Merely two chapters later, however, Pharaoh decides that he has made a mistake. When word comes to him that the Israelite’s have escaped, he becomes outraged.
“The king of Egypt was told that the people had escaped. Then Pharaoh and his officials changed their minds about them. They said, “What have we done? We’ve let the people of Israel go! We’ve lost our slaves and all the work they used to do for us!” (Exodus 14:5 NIRV).
With his army and mighty chariots, Pharaoh begins racing after a people who belong to the God in charge of the plagues he’s barely survived. As a victim of spiritual amnesiac, he arrives at Pi Hahiroth to get back the people he let go of begrudgingly.
While the story continues to tell of God’s miraculous favor upon His people and the destruction of Pharaoh and his people into the sea, I want to focus on one small principle: We’re All Pharoah at times.
As much as I love the story in Exodus for God’s redemptive power to deliver us from what we’re going through, I felt that God was speaking to me a new revelation. We can read this simple story and comprehend that God hardened Pharoah’s heart to display His majestic power and saving grace. All of us need to understand that truth in the past, present, and future.
However, I also think it’s crucial to not separate ourselves from the Israelities or Pharoah in this story. While God’s people quickly beg to go back to slavery because they endure hardships on their way to freedom (Exodus 14), Pharoah displays a stubborn streak we coin with the term independence.
Stuck in a rut of disobedience to the King of Kings, Pharaoh was too headstrong to give up something he was clinging to for fear that nothing better existed. After making the Israelite’s slaves for years, it’s no wonder he feared what would happen after he let them go! Then, after he finally gives up control, he yanks it back to manipulate the situation. Friends, don’t we do the same thing?

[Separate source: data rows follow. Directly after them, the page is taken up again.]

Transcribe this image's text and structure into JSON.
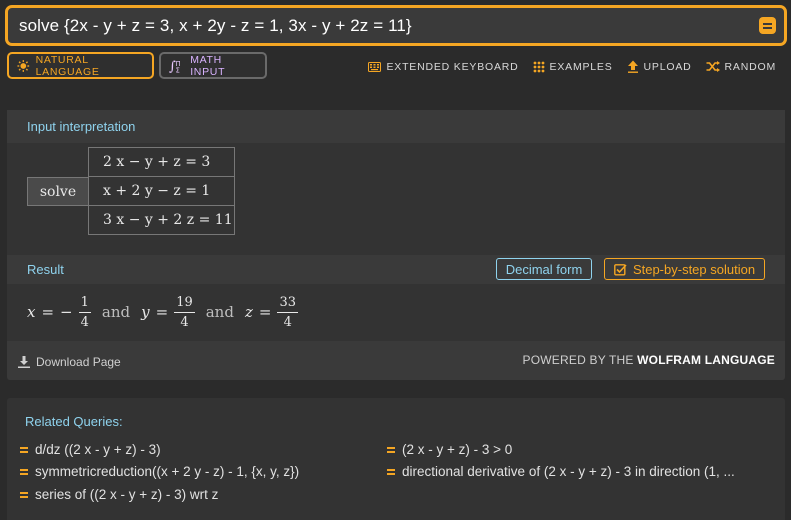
{
  "search": {
    "query": "solve {2x - y + z = 3, x + 2y - z = 1, 3x - y + 2z = 11}"
  },
  "modes": {
    "natural_language": "NATURAL LANGUAGE",
    "math_input": "MATH INPUT"
  },
  "toolbar": {
    "extended_keyboard": "EXTENDED KEYBOARD",
    "examples": "EXAMPLES",
    "upload": "UPLOAD",
    "random": "RANDOM"
  },
  "interpretation": {
    "title": "Input interpretation",
    "command": "solve",
    "equations": [
      "2 x − y + z = 3",
      "x + 2 y − z = 1",
      "3 x − y + 2 z = 11"
    ]
  },
  "result": {
    "title": "Result",
    "decimal_form": "Decimal form",
    "step_by_step": "Step-by-step solution",
    "conjunction": "and",
    "x": {
      "var": "x",
      "sign": "−",
      "num": "1",
      "den": "4"
    },
    "y": {
      "var": "y",
      "num": "19",
      "den": "4"
    },
    "z": {
      "var": "z",
      "num": "33",
      "den": "4"
    }
  },
  "footer": {
    "download": "Download Page",
    "powered_prefix": "POWERED BY THE ",
    "powered_brand": "WOLFRAM LANGUAGE"
  },
  "related": {
    "title": "Related Queries:",
    "items": [
      "d/dz ((2 x - y + z) - 3)",
      "(2 x - y + z) - 3 > 0",
      "symmetricreduction((x + 2 y - z) - 1, {x, y, z})",
      "directional derivative of (2 x - y + z) - 3 in direction (1, ...",
      "series of ((2 x - y + z) - 3) wrt z"
    ]
  },
  "colors": {
    "accent": "#f5a623",
    "link": "#8fd3ee",
    "background": "#2b2b2b"
  },
  "icons": [
    "search-go-icon",
    "sun-icon",
    "integral-icon",
    "keyboard-icon",
    "grid-icon",
    "upload-icon",
    "shuffle-icon",
    "checkbox-icon",
    "download-icon",
    "equals-icon"
  ]
}
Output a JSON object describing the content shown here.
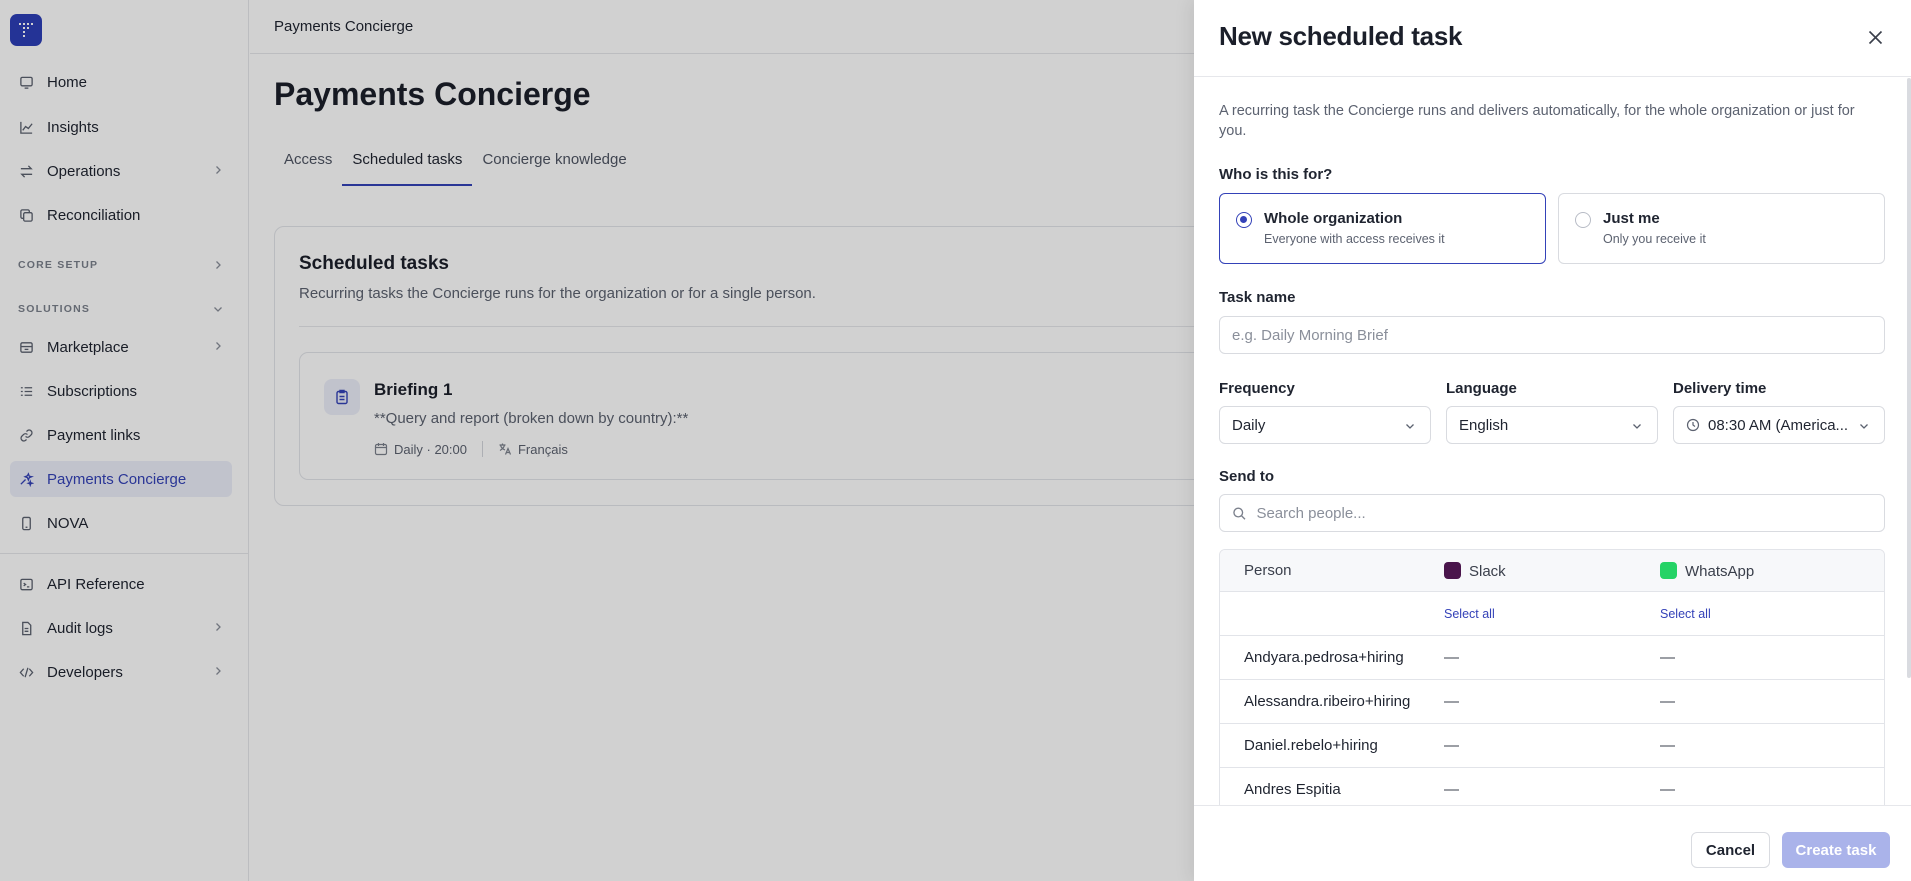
{
  "sidebar": {
    "items_top": [
      {
        "label": "Home",
        "icon": "monitor-icon"
      },
      {
        "label": "Insights",
        "icon": "chart-line-icon"
      },
      {
        "label": "Operations",
        "icon": "arrows-swap-icon"
      },
      {
        "label": "Reconciliation",
        "icon": "copy-icon"
      }
    ],
    "core_setup_label": "CORE SETUP",
    "solutions_label": "SOLUTIONS",
    "solutions_items": [
      {
        "label": "Marketplace",
        "icon": "store-icon"
      },
      {
        "label": "Subscriptions",
        "icon": "list-icon"
      },
      {
        "label": "Payment links",
        "icon": "link-icon"
      },
      {
        "label": "Payments Concierge",
        "icon": "sparkle-icon",
        "active": true
      },
      {
        "label": "NOVA",
        "icon": "phone-icon"
      }
    ],
    "items_bottom": [
      {
        "label": "API Reference",
        "icon": "terminal-icon"
      },
      {
        "label": "Audit logs",
        "icon": "document-icon"
      },
      {
        "label": "Developers",
        "icon": "code-icon"
      }
    ]
  },
  "topbar": {
    "breadcrumb": "Payments Concierge"
  },
  "page": {
    "title": "Payments Concierge",
    "tabs": [
      "Access",
      "Scheduled tasks",
      "Concierge knowledge"
    ],
    "active_tab": "Scheduled tasks"
  },
  "scheduled": {
    "title": "Scheduled tasks",
    "subtitle": "Recurring tasks the Concierge runs for the organization or for a single person.",
    "task": {
      "name": "Briefing 1",
      "description": "**Query and report (broken down by country):**",
      "schedule": "Daily · 20:00",
      "language": "Français"
    }
  },
  "drawer": {
    "title": "New scheduled task",
    "description": "A recurring task the Concierge runs and delivers automatically, for the whole organization or just for you.",
    "who_label": "Who is this for?",
    "options": [
      {
        "title": "Whole organization",
        "subtitle": "Everyone with access receives it",
        "selected": true
      },
      {
        "title": "Just me",
        "subtitle": "Only you receive it",
        "selected": false
      }
    ],
    "task_name_label": "Task name",
    "task_name_placeholder": "e.g. Daily Morning Brief",
    "frequency_label": "Frequency",
    "frequency_value": "Daily",
    "language_label": "Language",
    "language_value": "English",
    "delivery_label": "Delivery time",
    "delivery_value": "08:30 AM (America...",
    "send_to_label": "Send to",
    "search_placeholder": "Search people...",
    "table": {
      "col_person": "Person",
      "col_slack": "Slack",
      "col_whatsapp": "WhatsApp",
      "select_all": "Select all",
      "rows": [
        {
          "person": "Andyara.pedrosa+hiring",
          "slack": "—",
          "whatsapp": "—"
        },
        {
          "person": "Alessandra.ribeiro+hiring",
          "slack": "—",
          "whatsapp": "—"
        },
        {
          "person": "Daniel.rebelo+hiring",
          "slack": "—",
          "whatsapp": "—"
        },
        {
          "person": "Andres Espitia",
          "slack": "—",
          "whatsapp": "—"
        }
      ]
    },
    "cancel_label": "Cancel",
    "create_label": "Create task"
  },
  "colors": {
    "accent": "#3442b8",
    "slack": "#4a154b",
    "whatsapp": "#25d366",
    "create_disabled": "#aab3ea"
  }
}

We know scrolling through posts on social media destroys our self-image, yet we can’t stop getting on our phones at night.
Our hearts tell us we’ve placed a significant other, or hobby, or service to the Lord above a personal and intimate relationship with Him, but we fear what will happen if we align the balances.

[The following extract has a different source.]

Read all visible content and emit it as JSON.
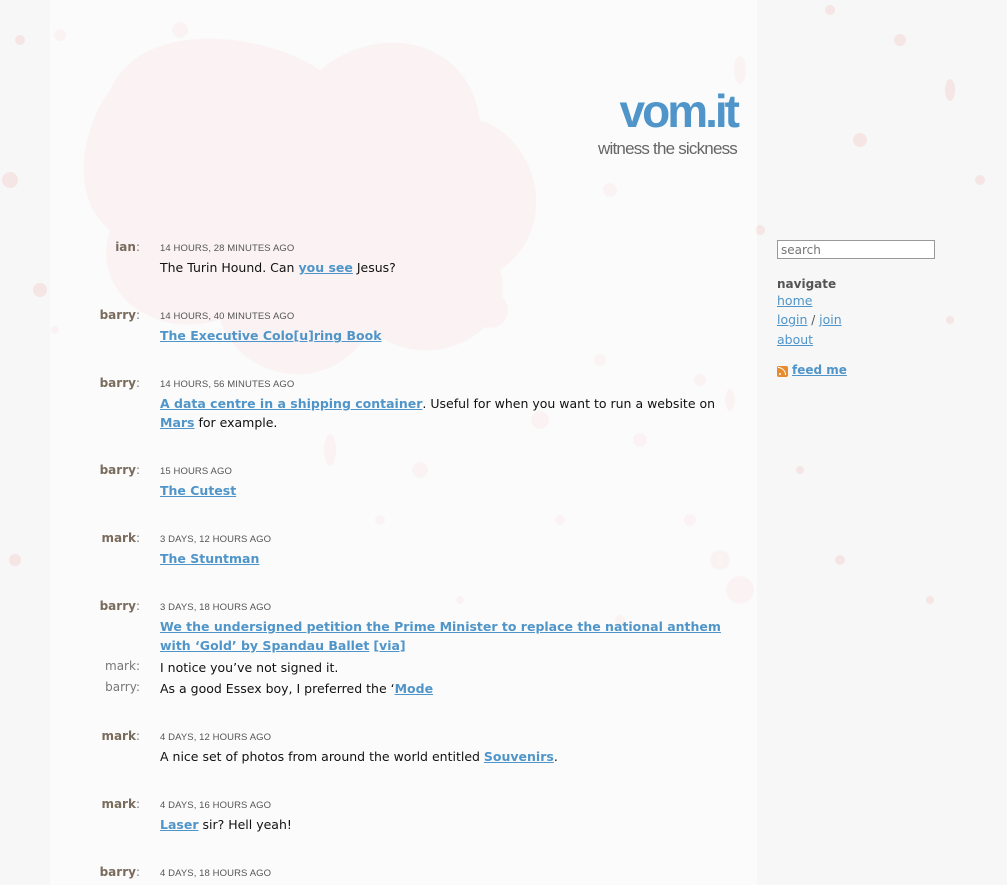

The minds God has given us to think becomes distorted with the enemies’ lies because we’ve believed them for far too long to have the strength to fight them off.
The inflexibility we coin as independence is an obsessed compulsion for control that will master us unless we lay it down daily at the bloody, paid-in-full cross bearing the weight of our shame.
If only Pharoah had let the people go, he could have saved himself and his people from much hardship and heartbreak. If only Pharoah would’ve realized that when God calls us to let something, someone, or anyone go, it’s not to take from our lives but to add to them.
We’re all Pharoah at times, too stubborn to give something up we’re clinging to for fear that nothing better exists, but if God’s asking, prodding, nudging you to lay it down, I pray you have the courage to look at those things and say “go,” trusting He’s got something better in store. With or without ten plagues later, deliver us, O God, is a prayer calling us to trust His promises more and more.
“May my cry come before you, Lord; give me understanding according to your word. May my supplication come before you; deliver me according to your promise” (Psalm 119:169-170, NIV).
Pray with me. Yes, Lord, I will cry out to you because I long for your understanding according to what your word says is true. We cry out to you, knowing you hear us and deliver us according to your promise. As we wait for you to deliver us, even amid our messes, may our lips praise you, O Lord.